◆ Task to complete ◆
Each line below must be set down exactly; omit any image you find.

Collection entries

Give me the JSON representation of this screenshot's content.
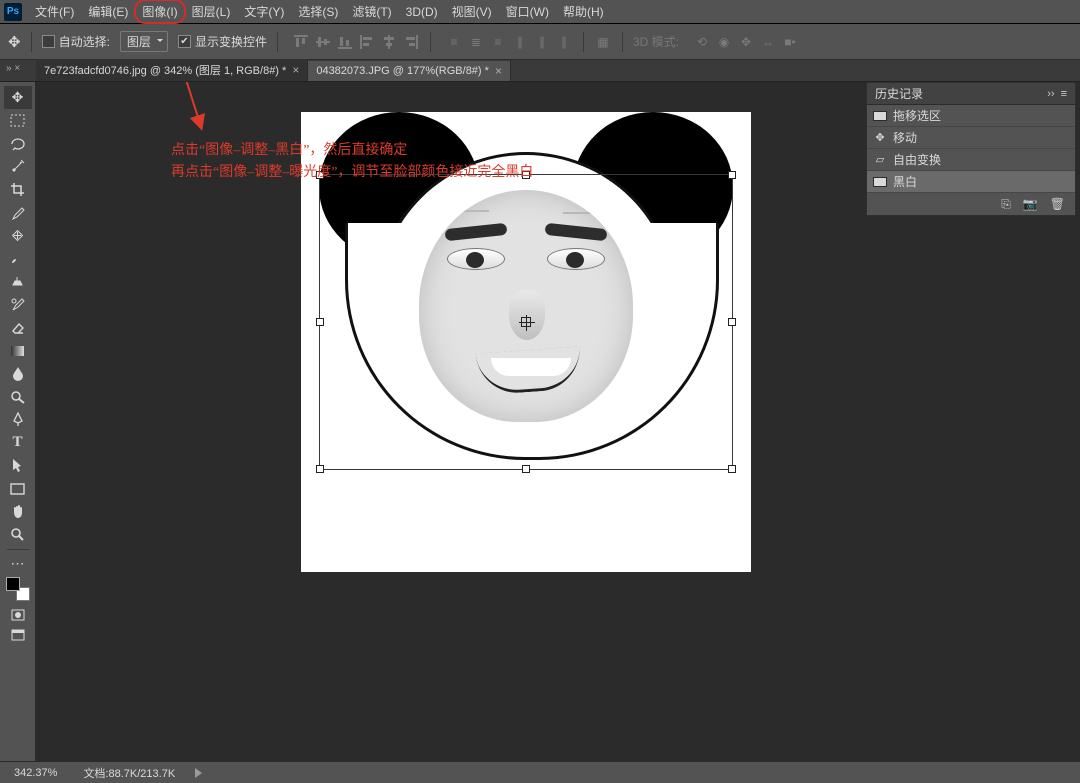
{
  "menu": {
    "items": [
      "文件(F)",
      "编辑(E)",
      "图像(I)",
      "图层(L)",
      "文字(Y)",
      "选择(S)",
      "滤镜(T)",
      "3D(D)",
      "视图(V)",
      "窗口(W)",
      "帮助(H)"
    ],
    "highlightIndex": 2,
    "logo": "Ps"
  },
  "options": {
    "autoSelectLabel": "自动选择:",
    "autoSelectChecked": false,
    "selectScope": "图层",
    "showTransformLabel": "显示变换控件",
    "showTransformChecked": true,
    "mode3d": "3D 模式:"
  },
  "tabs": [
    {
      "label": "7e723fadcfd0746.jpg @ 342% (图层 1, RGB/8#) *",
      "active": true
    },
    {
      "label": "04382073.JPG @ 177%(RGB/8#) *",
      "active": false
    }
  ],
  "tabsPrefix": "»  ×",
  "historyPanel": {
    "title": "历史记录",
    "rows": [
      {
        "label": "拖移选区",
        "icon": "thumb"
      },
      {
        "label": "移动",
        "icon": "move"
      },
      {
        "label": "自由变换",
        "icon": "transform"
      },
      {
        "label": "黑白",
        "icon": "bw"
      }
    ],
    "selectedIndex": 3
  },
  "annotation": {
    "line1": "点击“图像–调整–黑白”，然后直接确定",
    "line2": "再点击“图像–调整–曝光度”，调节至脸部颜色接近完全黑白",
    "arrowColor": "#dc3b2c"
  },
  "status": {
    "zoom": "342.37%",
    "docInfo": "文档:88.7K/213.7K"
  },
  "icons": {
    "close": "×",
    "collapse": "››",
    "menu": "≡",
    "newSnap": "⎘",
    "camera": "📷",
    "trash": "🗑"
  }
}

◆ Result of this exercise ◆
Give me the JSON representation of this screenshot's content.
{
  "menu": {
    "items": [
      "文件(F)",
      "编辑(E)",
      "图像(I)",
      "图层(L)",
      "文字(Y)",
      "选择(S)",
      "滤镜(T)",
      "3D(D)",
      "视图(V)",
      "窗口(W)",
      "帮助(H)"
    ],
    "highlightIndex": 2,
    "logo": "Ps"
  },
  "options": {
    "autoSelectLabel": "自动选择:",
    "autoSelectChecked": false,
    "selectScope": "图层",
    "showTransformLabel": "显示变换控件",
    "showTransformChecked": true,
    "mode3d": "3D 模式:"
  },
  "tabs": [
    {
      "label": "7e723fadcfd0746.jpg @ 342% (图层 1, RGB/8#) *",
      "active": true
    },
    {
      "label": "04382073.JPG @ 177%(RGB/8#) *",
      "active": false
    }
  ],
  "tabsPrefix": "»  ×",
  "historyPanel": {
    "title": "历史记录",
    "rows": [
      {
        "label": "拖移选区",
        "icon": "thumb"
      },
      {
        "label": "移动",
        "icon": "move"
      },
      {
        "label": "自由变换",
        "icon": "transform"
      },
      {
        "label": "黑白",
        "icon": "bw"
      }
    ],
    "selectedIndex": 3
  },
  "annotation": {
    "line1": "点击“图像–调整–黑白”，然后直接确定",
    "line2": "再点击“图像–调整–曝光度”，调节至脸部颜色接近完全黑白",
    "arrowColor": "#dc3b2c"
  },
  "status": {
    "zoom": "342.37%",
    "docInfo": "文档:88.7K/213.7K"
  },
  "icons": {
    "close": "×",
    "collapse": "››",
    "menu": "≡",
    "newSnap": "⎘",
    "camera": "📷",
    "trash": "🗑"
  }
}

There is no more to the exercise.